Users are questioning whether they can truly trust large social networking sites like Facebook with their personal information and well-being as a result of a recent psychological research study conducted through Facebook. The study, which was published in Proceedings of the National Academy of Sciences, required manipulating unaware users’ news feeds to test the rate of travel of “emotional contagion.”
The question behind the study itself was fairly simple: will seeing more negative or more positive emotional statuses on a user’s news feed cause them to post more negative or positive emotional statuses themselves? In other words, would users’ moods be affected by the emotional tone of the notices on their news feeds? By measuring the rate at which a bad mood or good mood was transferred from a users’ news feed to their own status updates, they could measure the rate of “emotional contagion.” To do this, Facebook altered the normal algorithms for selecting content for users’ news feeds, in some cases only allowing neutral-to-negative status updates and news to be published, and in others allowing only neutral-to-positive publications.
The difference between “positive” and “negative” mood content was determined by concentration of keyword use. For those users put into the “positive” mood contagion group, their news feeds were manipulated to show more birthdays, work promotions, engagements, and other happy news and status updates; then the rate of positive-toned keywords appearing in the user’s own status updates was monitored. Unfortunately, it was the same process with those users being monitored for a growth in negative-toned keywords: their news feeds were filtered to show more negative news such as deaths, crime, layoffs, or divorces.
In the aftermath of the study’s appearance in PNAS, not only have many Facebook users expressed outrage at the study’s methods, but the scientific community has questioned the legitimacy of the study based on its methods as well. The crux of the matter in both cases comes down to this: did the Facebook study hold itself to the legal and ethical standards of informed consent required for such a study?
Facebook claims yes. Firstly, none of the data was associated with specific users’ accounts. Secondly, consent for users’ information to be used for research purposes is included in its Terms of Service. A large part of that research, Facebook claims, is understanding how users respond to certain types of content, including positive- or negative-toned content.

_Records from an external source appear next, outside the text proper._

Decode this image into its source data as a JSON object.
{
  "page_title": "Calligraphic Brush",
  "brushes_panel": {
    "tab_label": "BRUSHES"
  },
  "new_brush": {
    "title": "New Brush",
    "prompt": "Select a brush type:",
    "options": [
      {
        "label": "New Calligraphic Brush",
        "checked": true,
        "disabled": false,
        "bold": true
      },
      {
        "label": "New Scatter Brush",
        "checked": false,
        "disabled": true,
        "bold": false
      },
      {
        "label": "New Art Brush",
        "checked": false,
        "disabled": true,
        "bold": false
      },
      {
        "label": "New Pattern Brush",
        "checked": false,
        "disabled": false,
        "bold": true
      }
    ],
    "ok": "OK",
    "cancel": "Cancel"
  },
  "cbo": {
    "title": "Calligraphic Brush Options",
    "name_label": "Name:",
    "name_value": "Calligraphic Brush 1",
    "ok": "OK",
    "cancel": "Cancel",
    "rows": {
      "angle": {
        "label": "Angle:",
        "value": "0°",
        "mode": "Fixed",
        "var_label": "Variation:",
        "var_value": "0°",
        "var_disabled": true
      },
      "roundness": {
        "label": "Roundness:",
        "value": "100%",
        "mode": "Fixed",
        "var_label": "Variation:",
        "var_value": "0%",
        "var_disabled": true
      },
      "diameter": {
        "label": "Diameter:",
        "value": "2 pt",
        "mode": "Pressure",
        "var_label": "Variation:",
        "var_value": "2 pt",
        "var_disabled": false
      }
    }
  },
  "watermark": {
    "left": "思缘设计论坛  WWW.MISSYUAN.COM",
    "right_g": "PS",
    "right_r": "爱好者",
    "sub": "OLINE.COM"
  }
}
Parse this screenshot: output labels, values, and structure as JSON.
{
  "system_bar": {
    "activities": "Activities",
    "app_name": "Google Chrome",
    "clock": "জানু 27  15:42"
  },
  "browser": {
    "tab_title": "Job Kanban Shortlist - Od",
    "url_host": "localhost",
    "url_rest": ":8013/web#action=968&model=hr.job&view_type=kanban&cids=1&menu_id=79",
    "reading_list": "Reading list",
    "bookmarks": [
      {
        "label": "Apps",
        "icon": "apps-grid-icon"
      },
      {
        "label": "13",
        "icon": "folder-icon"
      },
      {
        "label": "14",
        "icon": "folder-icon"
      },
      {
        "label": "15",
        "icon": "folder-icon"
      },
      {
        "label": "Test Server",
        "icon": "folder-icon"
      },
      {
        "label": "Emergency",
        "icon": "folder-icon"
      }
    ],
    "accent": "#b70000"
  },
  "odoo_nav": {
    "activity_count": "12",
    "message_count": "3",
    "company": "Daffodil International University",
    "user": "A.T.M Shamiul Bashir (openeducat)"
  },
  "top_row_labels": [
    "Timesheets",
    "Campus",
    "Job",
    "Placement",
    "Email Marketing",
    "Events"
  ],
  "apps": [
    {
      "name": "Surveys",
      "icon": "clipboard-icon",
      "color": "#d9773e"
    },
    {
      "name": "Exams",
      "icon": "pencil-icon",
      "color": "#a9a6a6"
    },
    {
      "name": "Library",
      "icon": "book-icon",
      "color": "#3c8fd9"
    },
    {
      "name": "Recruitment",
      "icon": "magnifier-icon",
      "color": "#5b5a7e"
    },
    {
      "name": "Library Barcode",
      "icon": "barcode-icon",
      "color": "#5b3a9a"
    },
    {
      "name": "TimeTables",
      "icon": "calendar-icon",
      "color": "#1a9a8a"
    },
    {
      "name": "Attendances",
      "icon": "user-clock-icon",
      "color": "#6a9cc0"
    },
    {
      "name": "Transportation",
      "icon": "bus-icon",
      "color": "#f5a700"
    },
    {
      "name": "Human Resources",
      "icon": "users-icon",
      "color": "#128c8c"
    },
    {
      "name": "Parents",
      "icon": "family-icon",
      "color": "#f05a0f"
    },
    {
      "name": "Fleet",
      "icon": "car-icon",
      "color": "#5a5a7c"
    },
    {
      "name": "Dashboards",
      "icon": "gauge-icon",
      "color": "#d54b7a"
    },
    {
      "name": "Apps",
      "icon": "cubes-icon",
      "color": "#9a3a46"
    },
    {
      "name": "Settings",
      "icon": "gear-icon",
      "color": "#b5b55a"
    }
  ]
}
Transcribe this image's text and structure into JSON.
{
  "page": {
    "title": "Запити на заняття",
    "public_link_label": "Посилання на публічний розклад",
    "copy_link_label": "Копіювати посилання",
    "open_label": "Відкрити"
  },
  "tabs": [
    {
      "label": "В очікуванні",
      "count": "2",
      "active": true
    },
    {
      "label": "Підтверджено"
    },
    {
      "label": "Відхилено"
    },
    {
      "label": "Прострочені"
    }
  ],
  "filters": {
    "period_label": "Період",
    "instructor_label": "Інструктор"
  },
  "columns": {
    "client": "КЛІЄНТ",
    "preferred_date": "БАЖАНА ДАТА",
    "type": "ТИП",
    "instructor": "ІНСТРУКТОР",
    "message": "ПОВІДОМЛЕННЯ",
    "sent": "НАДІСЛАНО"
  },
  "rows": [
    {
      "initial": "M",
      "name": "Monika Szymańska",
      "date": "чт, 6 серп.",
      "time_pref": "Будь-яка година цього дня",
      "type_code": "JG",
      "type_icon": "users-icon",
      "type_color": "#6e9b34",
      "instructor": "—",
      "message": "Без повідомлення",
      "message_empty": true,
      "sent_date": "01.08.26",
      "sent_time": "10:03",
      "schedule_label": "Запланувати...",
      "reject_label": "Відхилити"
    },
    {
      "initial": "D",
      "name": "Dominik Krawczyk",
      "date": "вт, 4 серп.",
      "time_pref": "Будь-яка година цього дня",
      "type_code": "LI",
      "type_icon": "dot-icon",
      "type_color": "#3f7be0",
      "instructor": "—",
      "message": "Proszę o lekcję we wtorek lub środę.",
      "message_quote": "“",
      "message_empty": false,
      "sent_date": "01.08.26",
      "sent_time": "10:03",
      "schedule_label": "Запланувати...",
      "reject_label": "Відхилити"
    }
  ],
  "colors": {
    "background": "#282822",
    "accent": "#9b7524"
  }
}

It’s true that, to use Facebook, users must read and agree to let data about how they use Facebook, as well as demographic data, be used by the company—however, that use is usually implied to be solely for improving the way the site works, either by providing better technical and customer service or by better tailoring Facebook’s ads. From the site’s Terms of Service: “In addition to helping people see and find things that you do and share, we may use the information we receive about you [... ] for internal operations , including troubleshooting, data analysis, testing, research and service improvement.” (Emphasis ours.)
Many users consider the use of their information for psychological research to be beyond the scope of that clause, and feel Facebook has gone beyond their rights to their users’ personal information, despite being technically legal. While Facebook does maintain a group of scientists to make observations about data that already exists, purposefully manipulating the news streams of its users counts as an experiment—it’s changing the parameters of a situation to collect new data. With an experiment, there are also harsher requirements for participants to offer informed consent, such as informing the participants ahead of time if there are “any foreseeable risks or discomforts” involved in the experiment—like negative influences in mood.
Investigation into the legitimacy of the experiment’s results, as well as the methods of its research and whether it legally oversteps Facebook’s user agreement, is still ongoing. While it might not be possible to protect all of your personal information from entities you’ve expressly given legal access, please remember that it’s important to make sure your personal and business information are protected from illegal access as well. If you are worried about the security of your network, please contact BuzzAGeek to secure one of our network audits.